The only thing to report is how many lines of the data contain the word "label".

---------- Data excerpts ----------

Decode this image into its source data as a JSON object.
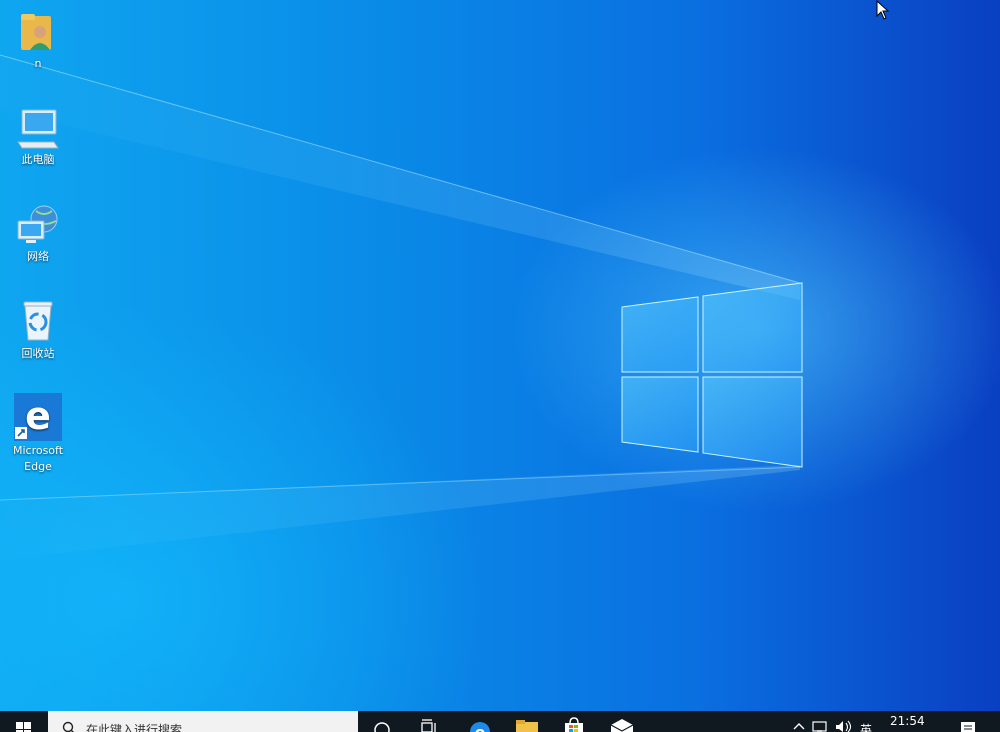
{
  "desktop": {
    "icons": [
      {
        "label": "n",
        "icon": "user-folder-icon"
      },
      {
        "label": "此电脑",
        "icon": "computer-icon"
      },
      {
        "label": "网络",
        "icon": "network-icon"
      },
      {
        "label": "回收站",
        "icon": "recycle-bin-icon"
      },
      {
        "label": "Microsoft Edge",
        "icon": "edge-icon"
      }
    ]
  },
  "taskbar": {
    "search_placeholder": "在此键入进行搜索",
    "pinned": [
      "cortana-icon",
      "task-view-icon",
      "edge-icon",
      "file-explorer-icon",
      "store-icon",
      "mail-icon"
    ],
    "tray": {
      "language": "英",
      "time": "21:54"
    }
  },
  "colors": {
    "taskbar": "#101820",
    "wallpaper_accent": "#0a63d6"
  }
}
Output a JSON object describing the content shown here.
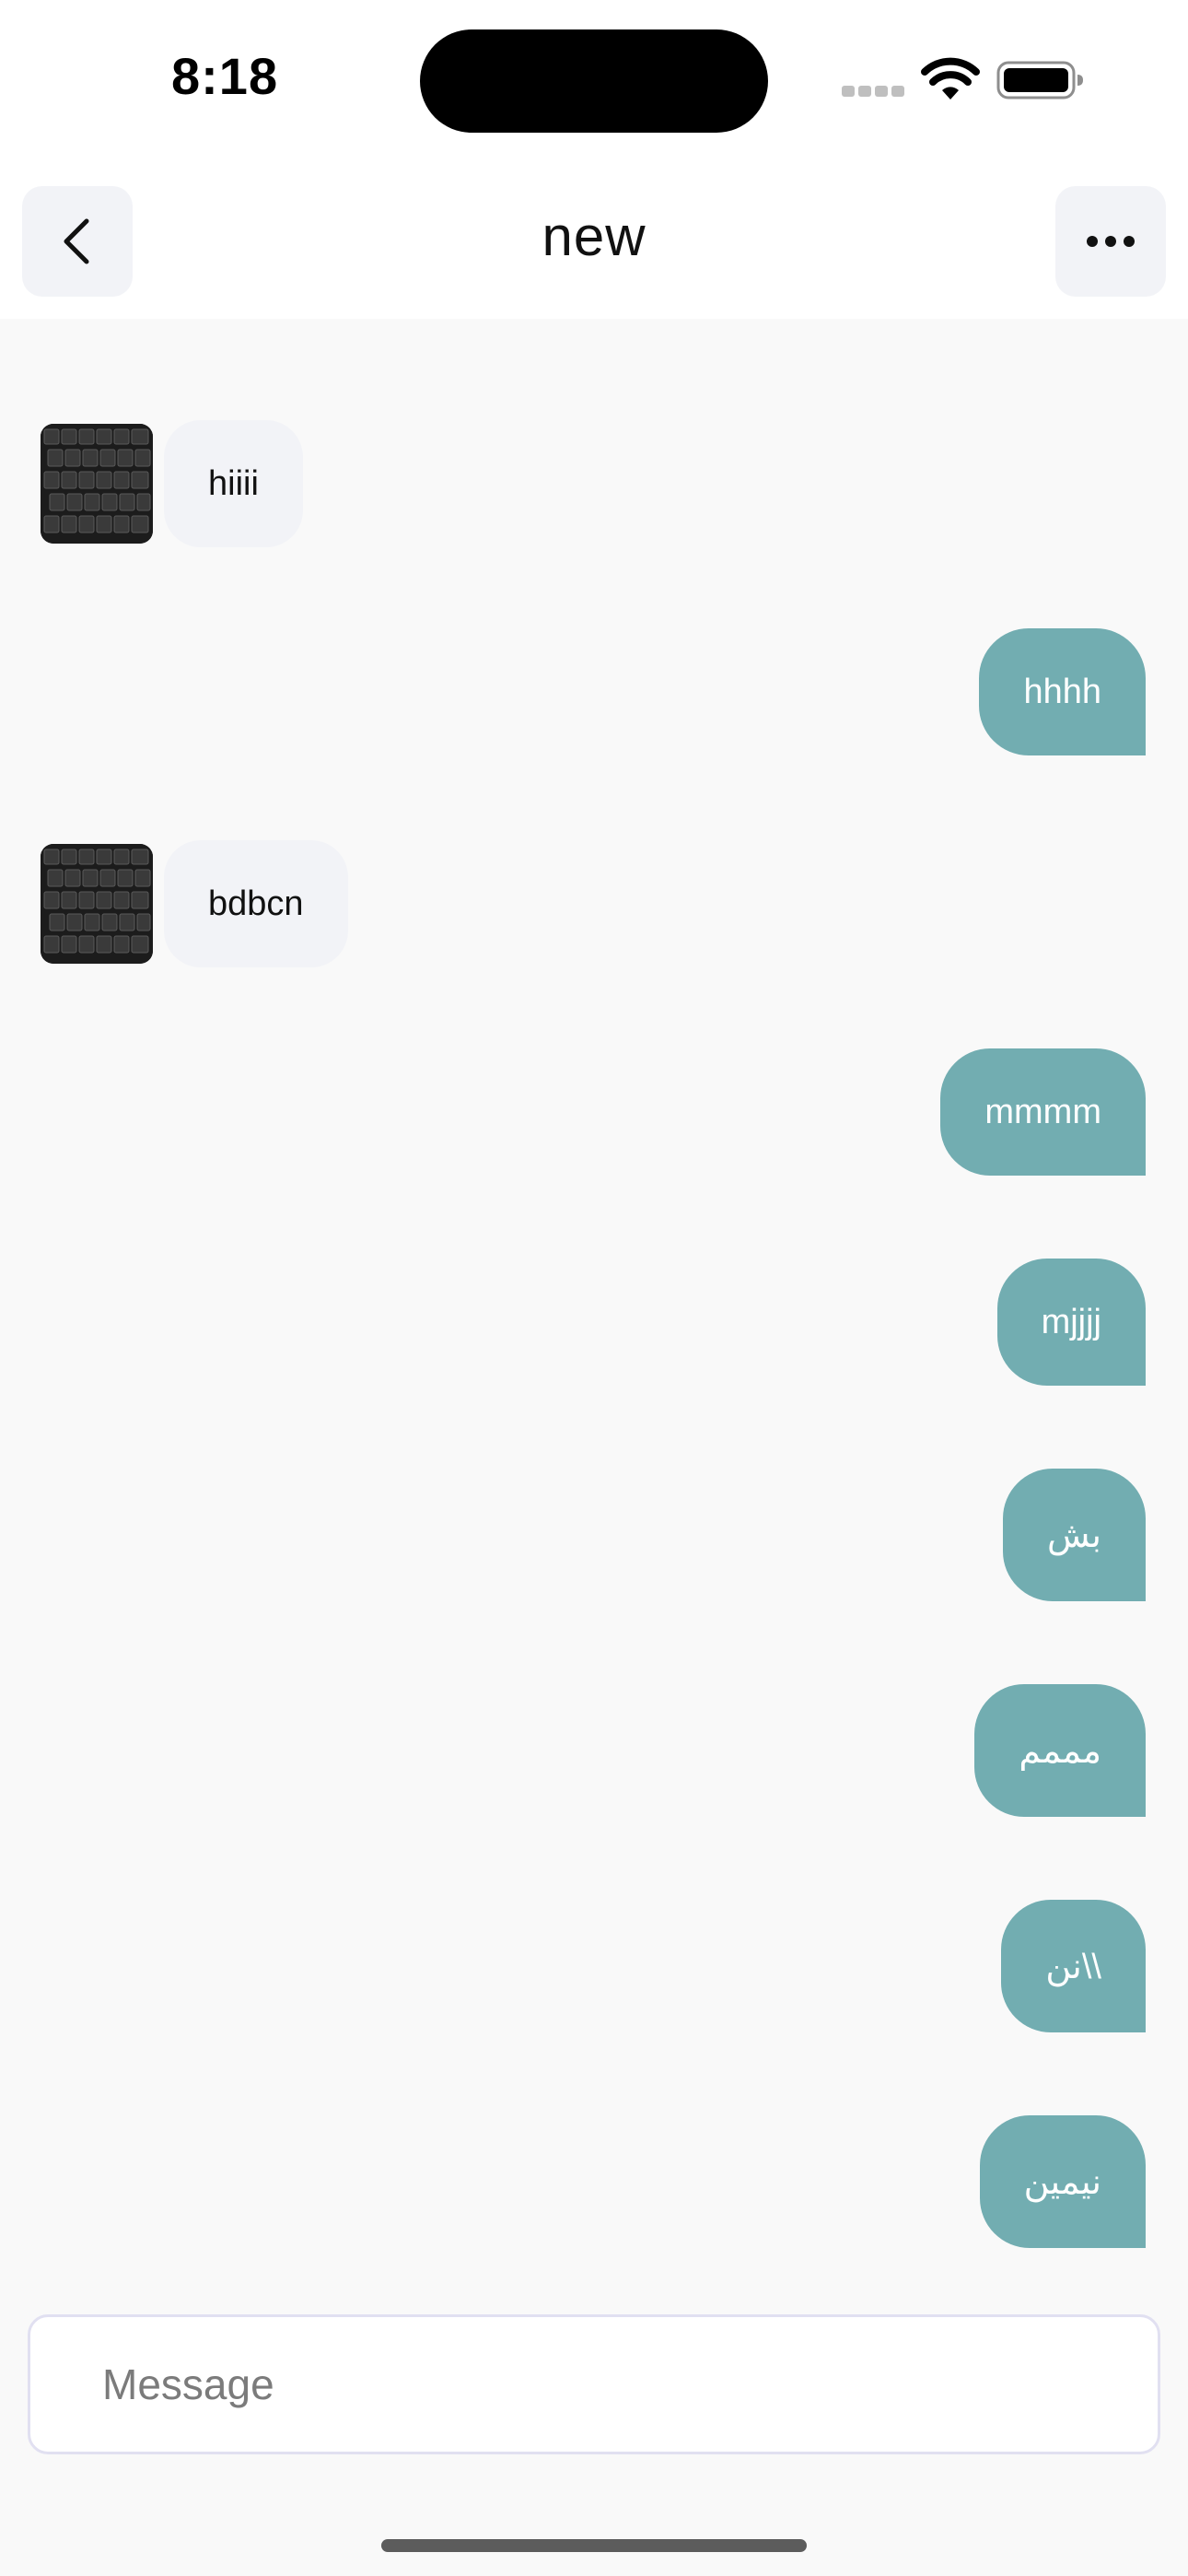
{
  "status_bar": {
    "time": "8:18",
    "icons": [
      "cellular-signal-icon",
      "wifi-icon",
      "battery-icon"
    ]
  },
  "header": {
    "title": "new",
    "back_icon": "chevron-left-icon",
    "more_icon": "ellipsis-icon"
  },
  "messages": [
    {
      "direction": "incoming",
      "text": "hiiii",
      "avatar": "keyboard-photo-avatar"
    },
    {
      "direction": "outgoing",
      "text": "hhhh"
    },
    {
      "direction": "incoming",
      "text": "bdbcn",
      "avatar": "keyboard-photo-avatar"
    },
    {
      "direction": "outgoing",
      "text": "mmmm"
    },
    {
      "direction": "outgoing",
      "text": "mjjjj"
    },
    {
      "direction": "outgoing",
      "text": "بش"
    },
    {
      "direction": "outgoing",
      "text": "مممم"
    },
    {
      "direction": "outgoing",
      "text": "\\\\نن"
    },
    {
      "direction": "outgoing",
      "text": "نيمين"
    }
  ],
  "composer": {
    "placeholder": "Message",
    "value": ""
  },
  "colors": {
    "outgoing_bubble": "#72adb1",
    "incoming_bubble": "#f2f3f7",
    "chat_background": "#f9f9f9",
    "input_border": "#e1e0f1"
  }
}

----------

- Response:
5